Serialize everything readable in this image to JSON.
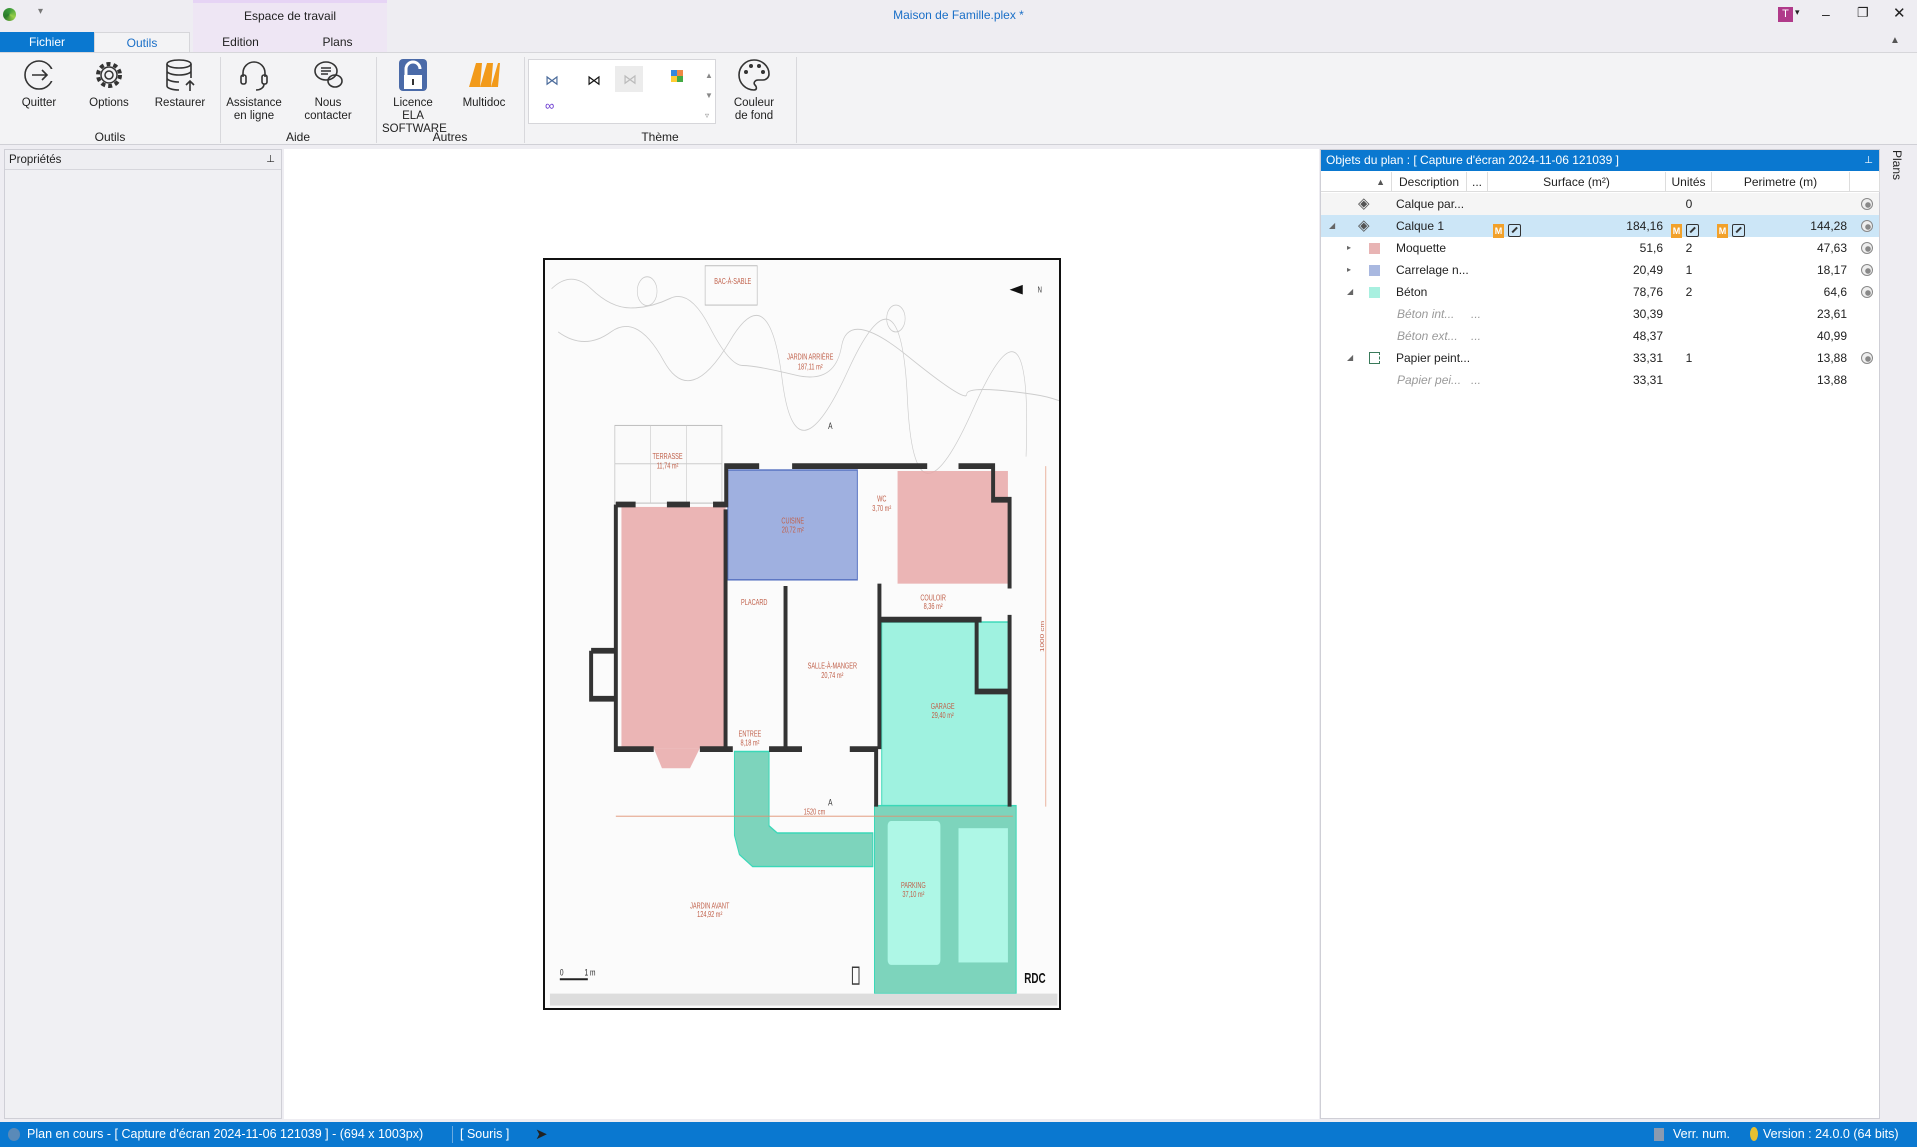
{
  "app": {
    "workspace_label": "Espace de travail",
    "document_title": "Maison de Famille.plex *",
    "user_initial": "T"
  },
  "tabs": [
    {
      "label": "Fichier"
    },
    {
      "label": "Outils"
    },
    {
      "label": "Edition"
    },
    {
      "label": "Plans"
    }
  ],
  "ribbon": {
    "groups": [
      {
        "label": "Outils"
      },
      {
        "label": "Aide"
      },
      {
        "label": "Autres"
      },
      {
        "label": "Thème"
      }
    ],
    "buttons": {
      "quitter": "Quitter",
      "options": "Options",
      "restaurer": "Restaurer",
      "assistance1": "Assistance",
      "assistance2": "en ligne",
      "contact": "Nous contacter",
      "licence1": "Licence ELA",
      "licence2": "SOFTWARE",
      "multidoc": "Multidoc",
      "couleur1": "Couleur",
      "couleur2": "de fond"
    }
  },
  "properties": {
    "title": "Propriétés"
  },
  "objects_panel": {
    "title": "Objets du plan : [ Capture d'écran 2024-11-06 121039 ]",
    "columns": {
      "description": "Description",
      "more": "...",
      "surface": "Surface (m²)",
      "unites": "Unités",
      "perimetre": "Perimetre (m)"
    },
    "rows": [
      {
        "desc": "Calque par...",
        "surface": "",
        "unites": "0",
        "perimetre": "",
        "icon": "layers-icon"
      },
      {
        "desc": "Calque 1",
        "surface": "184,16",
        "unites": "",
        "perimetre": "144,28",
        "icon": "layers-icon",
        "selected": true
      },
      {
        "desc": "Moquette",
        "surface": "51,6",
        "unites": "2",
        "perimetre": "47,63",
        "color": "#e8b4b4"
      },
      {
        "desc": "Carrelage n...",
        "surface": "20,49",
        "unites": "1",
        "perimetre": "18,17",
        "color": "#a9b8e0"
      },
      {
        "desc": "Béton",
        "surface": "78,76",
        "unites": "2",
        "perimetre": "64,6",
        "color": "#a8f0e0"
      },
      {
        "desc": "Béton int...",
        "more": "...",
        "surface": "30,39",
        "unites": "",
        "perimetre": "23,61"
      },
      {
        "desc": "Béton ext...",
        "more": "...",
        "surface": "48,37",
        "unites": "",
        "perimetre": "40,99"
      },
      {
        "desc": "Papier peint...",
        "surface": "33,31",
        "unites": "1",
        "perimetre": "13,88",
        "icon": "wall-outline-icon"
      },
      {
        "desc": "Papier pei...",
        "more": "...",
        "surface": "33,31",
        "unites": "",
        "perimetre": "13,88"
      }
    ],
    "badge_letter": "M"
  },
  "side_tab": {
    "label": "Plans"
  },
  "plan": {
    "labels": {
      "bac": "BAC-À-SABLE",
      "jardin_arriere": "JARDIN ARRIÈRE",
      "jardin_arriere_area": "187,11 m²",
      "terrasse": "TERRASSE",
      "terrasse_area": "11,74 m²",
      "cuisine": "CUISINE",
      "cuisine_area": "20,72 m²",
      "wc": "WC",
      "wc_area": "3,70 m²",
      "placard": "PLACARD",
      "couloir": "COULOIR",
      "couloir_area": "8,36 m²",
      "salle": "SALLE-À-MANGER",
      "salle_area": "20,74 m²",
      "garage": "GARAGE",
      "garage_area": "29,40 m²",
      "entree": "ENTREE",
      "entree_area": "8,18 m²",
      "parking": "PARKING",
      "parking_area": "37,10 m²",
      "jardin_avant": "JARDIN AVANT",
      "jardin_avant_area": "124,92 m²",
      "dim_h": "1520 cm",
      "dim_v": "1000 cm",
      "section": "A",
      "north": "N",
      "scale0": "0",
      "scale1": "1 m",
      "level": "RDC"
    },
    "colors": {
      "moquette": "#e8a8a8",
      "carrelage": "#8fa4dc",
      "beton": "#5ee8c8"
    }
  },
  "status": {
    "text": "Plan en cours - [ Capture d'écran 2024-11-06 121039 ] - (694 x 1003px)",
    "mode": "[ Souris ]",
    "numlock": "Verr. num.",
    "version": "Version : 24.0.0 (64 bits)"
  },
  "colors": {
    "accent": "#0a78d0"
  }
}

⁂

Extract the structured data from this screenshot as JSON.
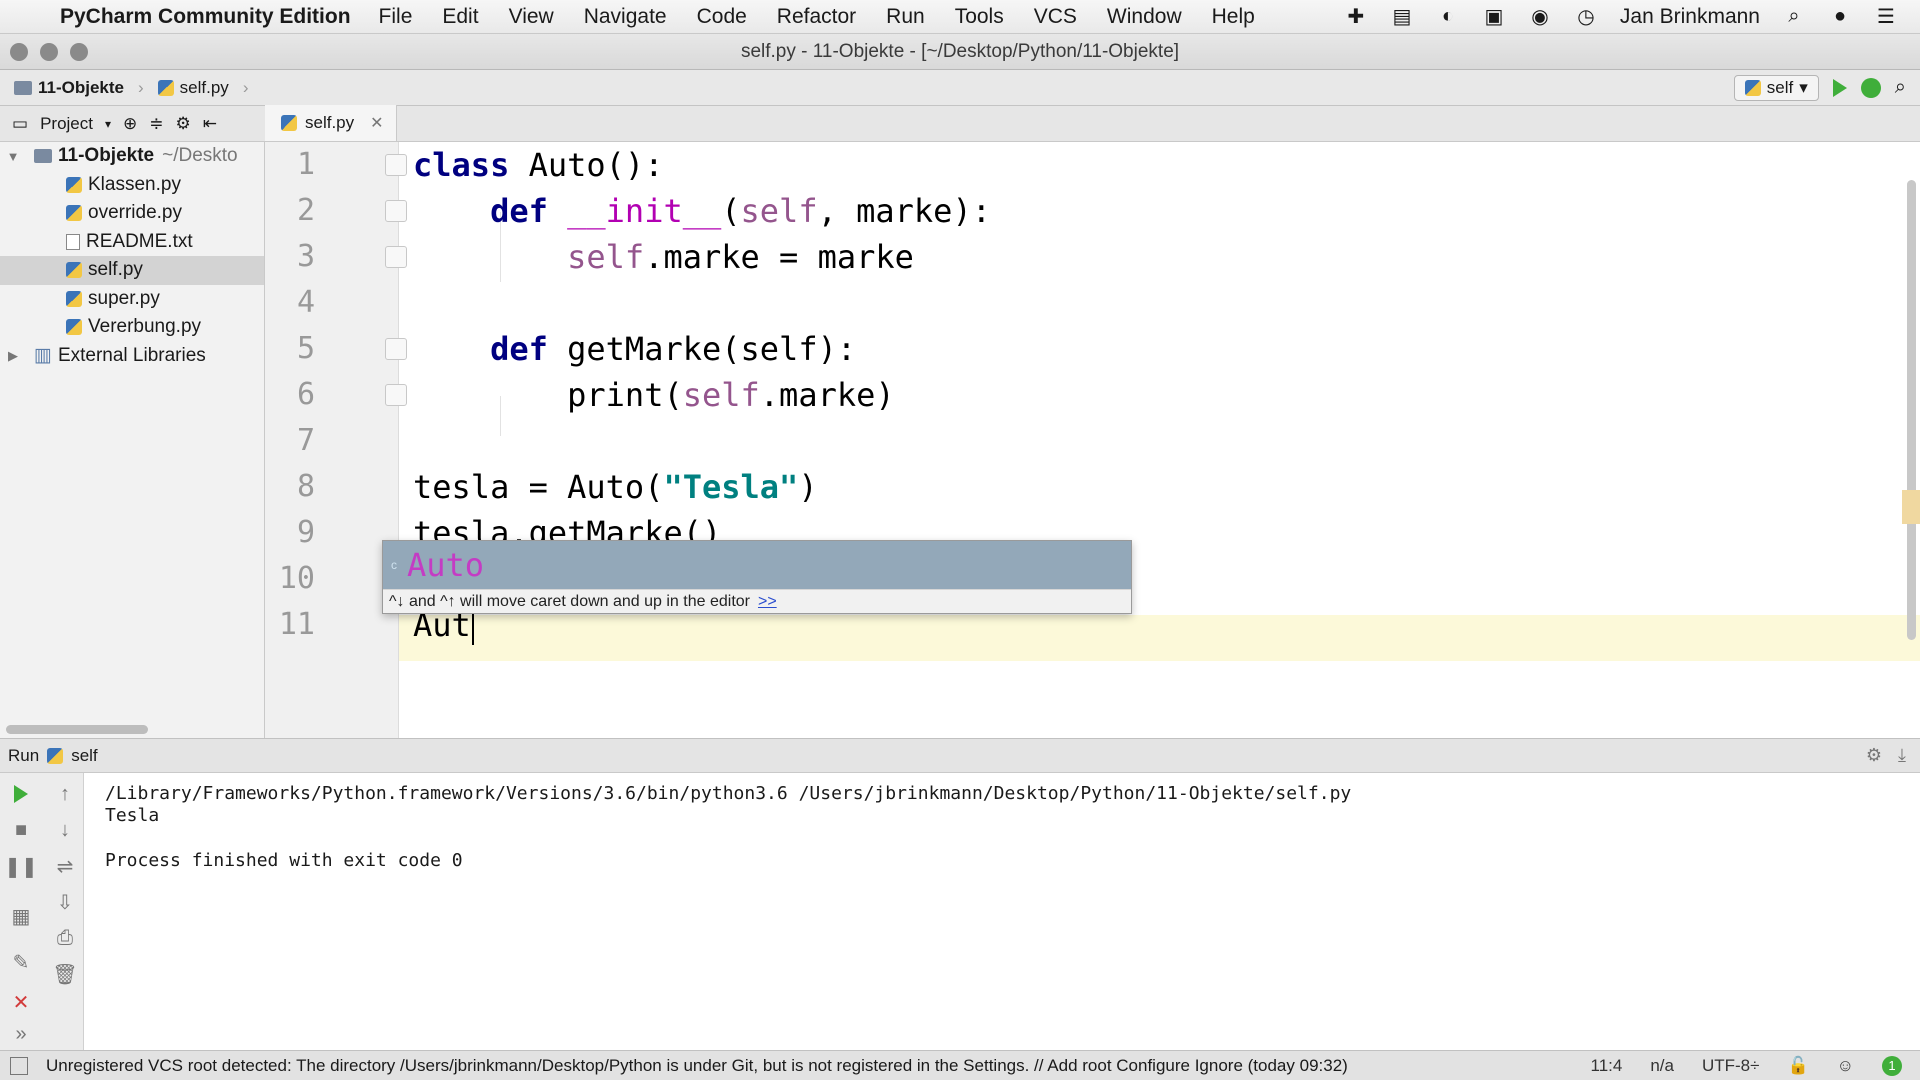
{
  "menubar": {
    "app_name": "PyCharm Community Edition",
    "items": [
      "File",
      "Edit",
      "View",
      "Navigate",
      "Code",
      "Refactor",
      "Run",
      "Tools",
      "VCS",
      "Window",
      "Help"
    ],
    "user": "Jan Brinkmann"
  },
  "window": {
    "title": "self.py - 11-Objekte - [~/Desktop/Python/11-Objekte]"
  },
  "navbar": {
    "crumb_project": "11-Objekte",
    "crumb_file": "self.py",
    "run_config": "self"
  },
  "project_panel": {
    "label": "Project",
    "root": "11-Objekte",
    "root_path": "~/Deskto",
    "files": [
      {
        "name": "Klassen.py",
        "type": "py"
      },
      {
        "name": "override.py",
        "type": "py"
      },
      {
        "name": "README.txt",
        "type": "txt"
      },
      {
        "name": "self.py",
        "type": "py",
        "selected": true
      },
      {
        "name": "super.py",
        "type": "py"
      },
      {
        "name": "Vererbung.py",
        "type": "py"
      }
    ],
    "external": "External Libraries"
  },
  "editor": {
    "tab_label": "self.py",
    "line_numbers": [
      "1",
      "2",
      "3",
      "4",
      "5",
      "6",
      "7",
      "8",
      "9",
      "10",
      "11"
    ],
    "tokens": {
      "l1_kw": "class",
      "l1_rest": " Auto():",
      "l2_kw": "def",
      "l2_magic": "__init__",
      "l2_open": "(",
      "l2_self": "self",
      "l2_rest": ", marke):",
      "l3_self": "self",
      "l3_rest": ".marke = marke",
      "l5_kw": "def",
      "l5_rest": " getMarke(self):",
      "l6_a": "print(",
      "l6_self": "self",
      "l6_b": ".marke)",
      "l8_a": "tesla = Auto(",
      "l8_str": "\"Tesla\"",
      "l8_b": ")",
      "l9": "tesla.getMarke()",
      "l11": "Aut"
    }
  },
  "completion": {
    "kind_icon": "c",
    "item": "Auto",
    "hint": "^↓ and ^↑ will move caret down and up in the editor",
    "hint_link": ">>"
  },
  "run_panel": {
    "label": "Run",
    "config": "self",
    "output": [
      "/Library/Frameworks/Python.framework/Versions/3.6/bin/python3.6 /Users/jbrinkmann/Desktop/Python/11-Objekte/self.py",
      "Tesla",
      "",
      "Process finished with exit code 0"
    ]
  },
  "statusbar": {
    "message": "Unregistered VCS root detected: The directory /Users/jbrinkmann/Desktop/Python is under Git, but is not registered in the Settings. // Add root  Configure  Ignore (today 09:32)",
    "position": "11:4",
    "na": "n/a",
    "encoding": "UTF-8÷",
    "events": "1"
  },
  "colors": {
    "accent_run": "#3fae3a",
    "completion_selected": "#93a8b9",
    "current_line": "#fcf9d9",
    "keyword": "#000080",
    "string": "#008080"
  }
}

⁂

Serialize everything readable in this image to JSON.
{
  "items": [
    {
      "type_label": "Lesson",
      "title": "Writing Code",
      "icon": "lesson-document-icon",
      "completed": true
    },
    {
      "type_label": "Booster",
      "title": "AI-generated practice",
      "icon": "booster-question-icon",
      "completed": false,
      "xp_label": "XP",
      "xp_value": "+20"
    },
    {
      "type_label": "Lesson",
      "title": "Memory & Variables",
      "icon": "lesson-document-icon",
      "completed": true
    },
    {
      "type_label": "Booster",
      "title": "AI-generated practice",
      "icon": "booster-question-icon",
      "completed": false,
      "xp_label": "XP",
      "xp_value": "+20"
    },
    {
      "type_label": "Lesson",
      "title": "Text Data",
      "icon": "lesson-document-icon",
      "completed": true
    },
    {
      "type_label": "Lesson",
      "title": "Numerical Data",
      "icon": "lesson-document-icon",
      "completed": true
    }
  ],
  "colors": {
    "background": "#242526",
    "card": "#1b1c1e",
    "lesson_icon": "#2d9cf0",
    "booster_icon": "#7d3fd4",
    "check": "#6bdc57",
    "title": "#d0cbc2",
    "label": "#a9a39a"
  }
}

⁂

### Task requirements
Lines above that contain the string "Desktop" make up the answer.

### Response below
    "title": "self.py - 11-Objekte - [~/Desktop/Python/11-Objekte]"
      "/Library/Frameworks/Python.framework/Versions/3.6/bin/python3.6 /Users/jbrinkmann/Desktop/Python/11-Objekte/self.py",
    "message": "Unregistered VCS root detected: The directory /Users/jbrinkmann/Desktop/Python is under Git, but is not registered in the Settings. // Add root  Configure  Ignore (today 09:32)",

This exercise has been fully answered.